Railroad dining cars were operated and staffed by the railroad (the company that owned the tracks and operated the trains). African Americans who were cooks and waiters on dining cars therefore worked for the railroad company, not for Pullman. (See Pullman-related objects and graphics throughout the 'Salisbury, N.C.' section of "America On The Move.") Most parlor cars and lounge/observation cars were also railroad-owned.
A dining car in the 1920s was staffed by a steward (in charge of the dining car and the one who seated patrons), usually three cooks working in the galley, and two or more waiters. On trains throughout the country, the steward was white and the other staff African American.
Meals were prepared entirely on-board, from fresh ingredients. Meats and vegetables were fresh; fruit might be fresh or canned. Pies and cakes were made on-board if the train traveled long-distance or overnight. Roasts, steaks, fish, chops, etc., were cut and prepared on-board. Storage lockers for china, cutlery, and glasses; ice boxes for perishables; stove and ovens; and storage for food supplies all fit into the galley. Cooks had a division of labor as in any restaurant kitchen, under the head cook. To adequately accommodate all this activity, the galley was about 1/3 of the length of the whole dining car. With patrons' seating in just 2/3 of the car, seating was limited, and thus there were usually two to three 'seating times' for lunch and supper. A passenger in a sleeping car could ask the porter to make a reservation for a given seating time.
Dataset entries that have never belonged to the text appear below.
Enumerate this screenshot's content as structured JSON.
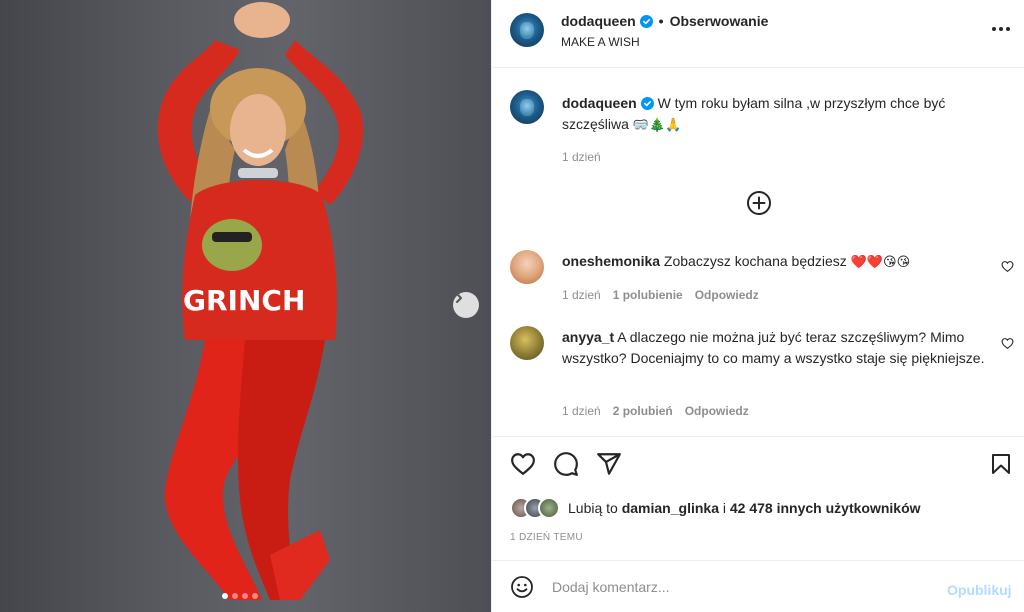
{
  "post": {
    "username": "dodaqueen",
    "verified": true,
    "follow_label": "Obserwowanie",
    "separator": "•",
    "subtitle": "MAKE A WISH",
    "caption": {
      "text": "W tym roku byłam silna ,w przyszłym chce być szczęśliwa",
      "emojis": "🥽🎄🙏",
      "time": "1 dzień"
    },
    "media": {
      "carousel_count": 4,
      "active_index": 0,
      "sweater_text": "GRINCH"
    }
  },
  "comments": [
    {
      "username": "oneshemonika",
      "text": "Zobaczysz kochana będziesz",
      "emojis": "❤️❤️😘😘",
      "time": "1 dzień",
      "likes": "1 polubienie",
      "reply": "Odpowiedz"
    },
    {
      "username": "anyya_t",
      "text": "A dlaczego nie można już być teraz szczęśliwym? Mimo wszystko? Doceniajmy to co mamy a wszystko staje się piękniejsze.",
      "time": "1 dzień",
      "likes": "2 polubień",
      "reply": "Odpowiedz"
    }
  ],
  "likes": {
    "prefix": "Lubią to",
    "user": "damian_glinka",
    "connector": "i",
    "others": "42 478 innych użytkowników"
  },
  "timestamp": "1 dzień temu",
  "add_comment": {
    "placeholder": "Dodaj komentarz...",
    "publish_label": "Opublikuj"
  },
  "colors": {
    "verified": "#0095f6",
    "publish_disabled": "#b3dbff",
    "text": "#262626",
    "muted": "#8e8e8e",
    "heart_red": "#ed4956"
  },
  "icons": [
    "chevron-right-icon",
    "more-icon",
    "plus-circle-icon",
    "heart-icon",
    "comment-icon",
    "share-icon",
    "bookmark-icon",
    "emoji-icon",
    "verified-icon"
  ]
}
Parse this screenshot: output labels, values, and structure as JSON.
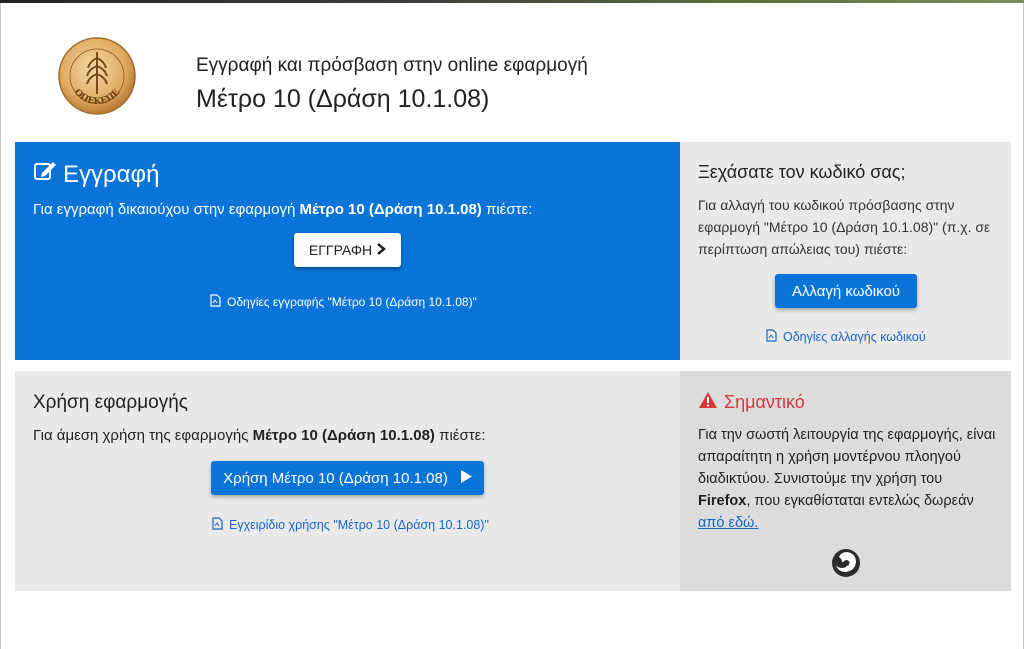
{
  "header": {
    "subtitle": "Εγγραφή και πρόσβαση στην online εφαρμογή",
    "title": "Μέτρο 10 (Δράση 10.1.08)",
    "logo_text": "ΟΠΕΚΕΠΕ"
  },
  "register": {
    "title": "Εγγραφή",
    "text_before": "Για εγγραφή δικαιούχου στην εφαρμογή ",
    "text_bold": "Μέτρο 10 (Δράση 10.1.08)",
    "text_after": " πιέστε:",
    "button_label": "ΕΓΓΡΑΦΗ",
    "guide_link": "Οδηγίες εγγραφής \"Μέτρο 10 (Δράση 10.1.08)\""
  },
  "forgot": {
    "title": "Ξεχάσατε τον κωδικό σας;",
    "text": "Για αλλαγή του κωδικού πρόσβασης στην εφαρμογή \"Μέτρο 10 (Δράση 10.1.08)\" (π.χ. σε περίπτωση απώλειας του) πιέστε:",
    "button_label": "Αλλαγή κωδικού",
    "guide_link": "Οδηγίες αλλαγής κωδικού"
  },
  "use": {
    "title": "Χρήση εφαρμογής",
    "text_before": "Για άμεση χρήση της εφαρμογής ",
    "text_bold": "Μέτρο 10 (Δράση 10.1.08)",
    "text_after": " πιέστε:",
    "button_label": "Χρήση Μέτρο 10 (Δράση 10.1.08)",
    "manual_link": "Εγχειρίδιο χρήσης \"Μέτρο 10 (Δράση 10.1.08)\""
  },
  "important": {
    "title": "Σημαντικό",
    "text_before": "Για την σωστή λειτουργία της εφαρμογής, είναι απαραίτητη η χρήση μοντέρνου πλοηγού διαδικτύου. Συνιστούμε την χρήση του ",
    "text_bold": "Firefox",
    "text_after": ", που εγκαθίσταται εντελώς δωρεάν ",
    "link_text": "από εδώ."
  },
  "colors": {
    "primary_blue": "#0a74d9",
    "panel_gray": "#e9e9ea",
    "important_red": "#d9363e",
    "link_blue": "#1767c6"
  },
  "icons": {
    "register": "edit-icon",
    "chevron": "chevron-right-icon",
    "pdf": "pdf-file-icon",
    "play": "play-icon",
    "warning": "warning-icon",
    "firefox": "firefox-icon"
  }
}
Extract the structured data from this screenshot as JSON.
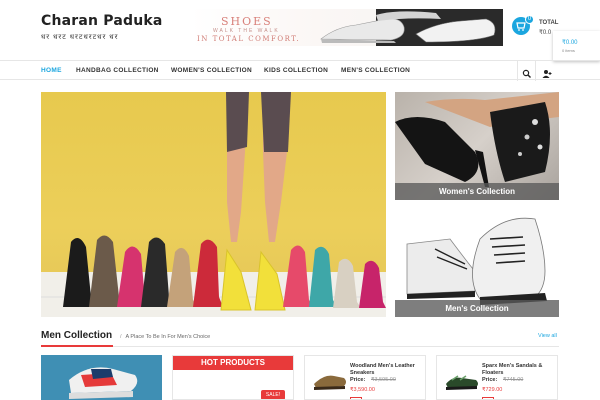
{
  "brand": {
    "title": "Charan Paduka",
    "tagline": "धर धरट धरटधरटधर धर"
  },
  "banner": {
    "title": "SHOES",
    "line1": "WALK THE WALK",
    "line2": "IN TOTAL COMFORT."
  },
  "cart": {
    "count": "0",
    "total_label": "TOTAL",
    "total_value": "₹0.0",
    "dropdown_price": "₹0.00",
    "dropdown_items": "0 items"
  },
  "nav": {
    "items": [
      {
        "label": "HOME",
        "active": true
      },
      {
        "label": "HANDBAG COLLECTION"
      },
      {
        "label": "WOMEN'S COLLECTION"
      },
      {
        "label": "KIDS COLLECTION"
      },
      {
        "label": "MEN'S COLLECTION"
      }
    ],
    "search_icon": "search-icon",
    "user_icon": "user-add-icon"
  },
  "hero": {
    "women_caption": "Women's Collection",
    "men_caption": "Men's Collection"
  },
  "section": {
    "title": "Men Collection",
    "subtitle": "A Place To Be In For Men's Choice",
    "view_all": "View all"
  },
  "hot": {
    "title": "HOT PRODUCTS",
    "badge": "SALE!"
  },
  "products": [
    {
      "name": "Woodland Men's Leather Sneakers",
      "price_label": "Price:",
      "old_price": "₹3,595.00",
      "new_price": "₹3,590.00"
    },
    {
      "name": "Sparx Men's Sandals & Floaters",
      "price_label": "Price:",
      "old_price": "₹745.00",
      "new_price": "₹729.00"
    }
  ],
  "colors": {
    "accent": "#1ba6df",
    "red": "#e83a3a"
  }
}
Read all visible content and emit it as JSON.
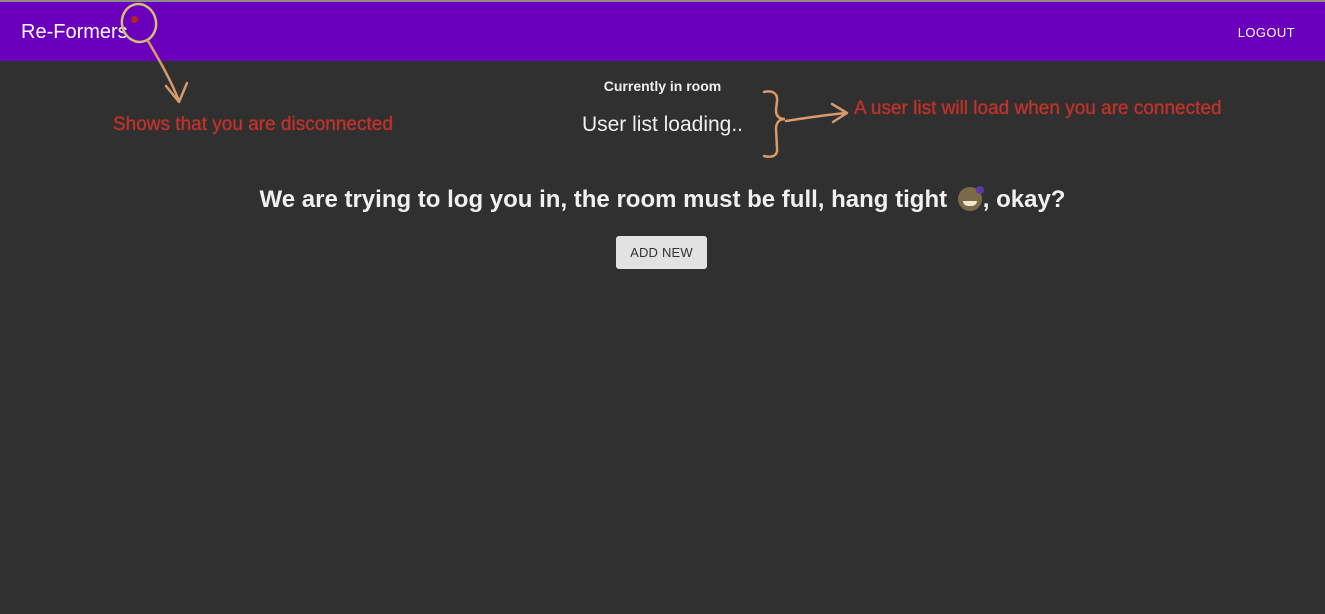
{
  "appbar": {
    "brand": "Re-Formers",
    "logout_label": "LOGOUT",
    "background_color": "#6a00bb",
    "status_dot_color": "#b3261e"
  },
  "room": {
    "heading": "Currently in room",
    "user_list_status": "User list loading.."
  },
  "main": {
    "message_before_emoji": "We are trying to log you in, the room must be full, hang tight ",
    "emoji_name": "grinning-face-emoji",
    "message_after_emoji": ", okay?",
    "add_button_label": "ADD NEW"
  },
  "annotations": {
    "disconnected_note": "Shows that you are disconnected",
    "user_list_note": "A user list will load when you are connected",
    "color": "#c0322b",
    "arrow_color": "#d89a6a"
  },
  "theme": {
    "page_background": "#303030"
  }
}
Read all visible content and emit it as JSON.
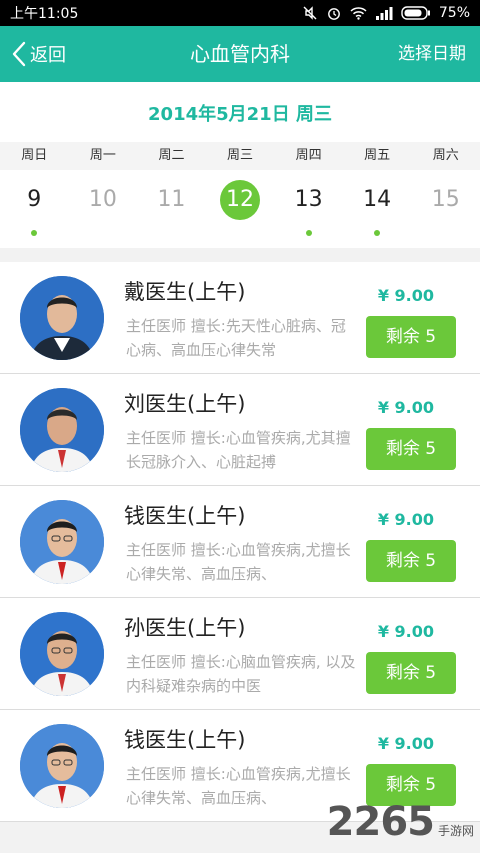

Three customs were universal in dining cars: (1) For each seating, the steward seated patrons in first-come, first-served order as they appeared for the seating (if a passenger missed his reserved time, he missed the seating);
(2) the steward seated patrons at his sole discretion, filling tables entirely, without empty chairs (thus couples and singles almost always sat down with strangers -- but since that was the custom, most people enjoyed meeting their co-travelers in this way); and
(3) patrons themselves filled out their own meal-order cards, to ensure no mistakes in the galley; at a given table, the waiter verified patrons' completed cards before taking them to the galley (a container of little pencils on each table for passengers to use in filling out the cards was standard).
Waiters were skilled at carrying their laden trays down the center aisle of a swaying dining car and distributing food orders without mistake. Because of the tight quarters and limited seating times, high efficiency in order-taking, meal preparation, and serving was utterly essential.